A novel method of creating catalytic material containing paired Lewis acids in combination with alkyl-metal precursors for improving the production of materials used in agricultural, chemical, and other commercial/industrial applications/processes.
More efficient techniques to create catalytic material are required to enable higher efficiencies and other performance improvements when used for manufacturing of specialty chemicals and other compounds. The conventional methods whereby Lewis acids play a role in catalysis has some key limitations - resulting in the need for, developing new/novel combinations such as well-defined paired Lewis acid sites.
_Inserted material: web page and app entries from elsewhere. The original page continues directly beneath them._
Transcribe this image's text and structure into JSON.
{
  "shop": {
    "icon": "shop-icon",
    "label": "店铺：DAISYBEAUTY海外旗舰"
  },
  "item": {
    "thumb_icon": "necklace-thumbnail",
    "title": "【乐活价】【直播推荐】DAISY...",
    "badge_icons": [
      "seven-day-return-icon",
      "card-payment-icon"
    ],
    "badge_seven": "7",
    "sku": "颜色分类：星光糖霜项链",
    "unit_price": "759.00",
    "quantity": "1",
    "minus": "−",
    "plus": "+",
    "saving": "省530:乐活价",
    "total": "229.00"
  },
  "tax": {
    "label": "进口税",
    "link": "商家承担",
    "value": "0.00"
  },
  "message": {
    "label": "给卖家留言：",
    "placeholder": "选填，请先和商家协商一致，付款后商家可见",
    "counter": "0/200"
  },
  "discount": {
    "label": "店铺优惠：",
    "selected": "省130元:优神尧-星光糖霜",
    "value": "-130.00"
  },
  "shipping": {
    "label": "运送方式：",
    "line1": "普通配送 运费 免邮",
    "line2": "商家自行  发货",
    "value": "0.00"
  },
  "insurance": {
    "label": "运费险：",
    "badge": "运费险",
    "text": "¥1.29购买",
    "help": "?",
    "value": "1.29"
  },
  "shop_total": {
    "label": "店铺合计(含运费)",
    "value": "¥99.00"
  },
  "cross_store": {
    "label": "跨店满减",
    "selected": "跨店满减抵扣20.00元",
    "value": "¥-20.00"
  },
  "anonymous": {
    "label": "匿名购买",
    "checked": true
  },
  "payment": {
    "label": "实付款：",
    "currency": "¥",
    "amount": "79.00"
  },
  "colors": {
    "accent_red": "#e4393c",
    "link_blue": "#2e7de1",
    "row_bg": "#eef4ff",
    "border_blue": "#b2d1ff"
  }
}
These new technologies could have a dramatic impact in terms of lower production costs and more efficient operations in manufacturing processes commonly used.
OSU researchers have developed an enhanced catalytic material containing well-defined paired Lewis acid sites in a zeolite framework. They have leveraged precursors such as alkyl-Sn or alkyl-Ge to create open-defect Lewis acid sites. These defect sites act as targets for post-synthetic insertion of a second heteroatom. The Lewis acid pairs consisting of the first acid being alkyl-Sn or alkyl-Ge, and the second acid being one of the following: Sn, Zr, Hf, Ti, or Nb. When primary targets in the process, such as Ti-Ge, Sn-Sn, Zr-Sn, or Ti-Sn, are paired with different Lewis acid pairs the catalytic activity increases and thus adds value when used in application areas, such as epoxidation of olefins. In a similar manner, the inventors have demonstrated that Sn-Sn, and Sn-Zr pairs exhibit potential for activation of substrates for use in the aldol reaction process.
Changing over to using this technology where synthesizing catalytic materials with well-defined paired Lewis acid sites shows strong potential and ability to directly impact several areas in industrial processes. Some immediately impacted industrial processes would be the epoxidation of olefins and the aldol reaction, among many others.
The technology proposed here overcomes some of the main limitations in terms of instability and limited synthesizing capabilities in conventional approaches. It enables post-synthetic heteroatom insertion to generate distinct Lewis acid pairs in zeolites with the potential to expand the number of materials used to create efficient catalysts. The technology’s flexibility is further enhanced by providing a mechanism to incorporate a variety of heteroatom pairs into a zeolite framework.